Franchise mode largely remains the same with some minor tweaks. Playing as the coach for your team lets you play all positions (if you don’t sim), trade, manage, and level up all your players. I do like having the depth of dealing with trades, scouting players and signing them with keeping an eye on your salary cap, as well as being able to pay attention to all teams if they are having some negotiation problems. Unfortunately, there is still no Create-A-Team mode something that was once featured in Madden.
One of the best features, and the one EA has been advertising to death, is the addition of star players having an X-Factor. This essentially allows star player’s additional bonuses when they play well to make them stand out even more. This system not only effects current stars, but also the characters you level up and grow in the franchise mode. This mode is great, but my cynical side makes me think this is just another way to sell expensive MUT packs that have big star players with the best X-Factor bonuses. Essentially adding to the already Pay-2-Win nature of MUT.
This is essentially where the changes or additions end for this installment. MUT remains the same money grubbing mode that features $199 packs for cards. The mode is fun, but it can become such a grind to buy packs that are actually worthwhile with in game currency. The graphics have received no enhancements and this late in the gen the character models are looking ugly. The crowd still looks like PS2 characters and there has been no changes to the overall presentation of the games.
The sound design also remains mostly unchanged other than having a terrible soundtrack. The general sound effects of pads clashing, crowds cheering, balls kicked are all well done. The voice acting in the few story mode scenes are hit and miss, but is serviceable since it’s not a very long mode.

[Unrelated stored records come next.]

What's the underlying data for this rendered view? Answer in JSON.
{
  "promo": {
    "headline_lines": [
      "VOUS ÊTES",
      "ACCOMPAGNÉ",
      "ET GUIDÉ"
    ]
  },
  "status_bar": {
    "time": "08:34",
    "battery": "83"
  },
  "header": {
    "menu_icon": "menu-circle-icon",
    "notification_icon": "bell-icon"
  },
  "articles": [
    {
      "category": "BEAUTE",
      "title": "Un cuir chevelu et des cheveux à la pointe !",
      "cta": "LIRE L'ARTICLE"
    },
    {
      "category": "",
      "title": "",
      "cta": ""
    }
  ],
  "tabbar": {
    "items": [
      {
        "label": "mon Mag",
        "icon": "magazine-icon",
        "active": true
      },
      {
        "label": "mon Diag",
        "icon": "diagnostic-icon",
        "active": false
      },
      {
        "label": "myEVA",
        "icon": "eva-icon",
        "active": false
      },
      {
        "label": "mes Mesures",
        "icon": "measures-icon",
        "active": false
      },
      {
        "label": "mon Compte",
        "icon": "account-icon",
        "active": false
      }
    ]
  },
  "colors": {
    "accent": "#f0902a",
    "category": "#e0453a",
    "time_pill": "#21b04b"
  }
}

The announcers can sometimes surprise with some astute play calling, but far too often does it stumble. Break out plays often don’t get called upon because they won’t stop what they’re saying to notice the massive breakaway run for a touchdown. Or they will call a first down when really you still have 3rd and inches to go.
Animations and physics also didn’t get any sort of love since the characters look very stiff and hit detection can be wonky. I have had hits trigger that make the player lurch from a completely different angle. I had a Line Backer hit my Running Back, but when the animation started it was a hit you would normally see from a kick off return when players are running at full speed. On top of terrible hit detection’s and physics, the AI is so bad. Especially when you hand it off for a run, they are terrible at reading where the gaps are.
Playing it safe is an understatement for Madden NFL 20. Unless you’re a die hard Madden fan who loves football and doesn’t care about the series becoming better, then I guess no matter what I say could persuade you. However, if you desire more for your $60, I suggest sticking with last years model and just skip this one altogether.
I think this may be the first Madden that hasn’t gotten a graphical upgrade and it’s very noticeable this late in the generation.
Star Factor is a nice addition, but other systems were dumbed down or stripped away. There are also still far too many issues with the AI and physics.
Possibly one of the worst soundtracks in a Madden in years. Various sound effects are well done, but voice acting and the announcers can still be hit or miss.
Playing it safe is an understatement for Madden NFL 20. Of course the one area of the game they didn’t strip back, simplify, or completely cut is MUT. . . but I’m sure you could have guessed that.
Final Verdict: 6.0
Madden NFL 20 is available now on PS4, Xbox One, and PC.
Reviewed on PS4.
A copy of Madden NFL 20 was provided by the publisher.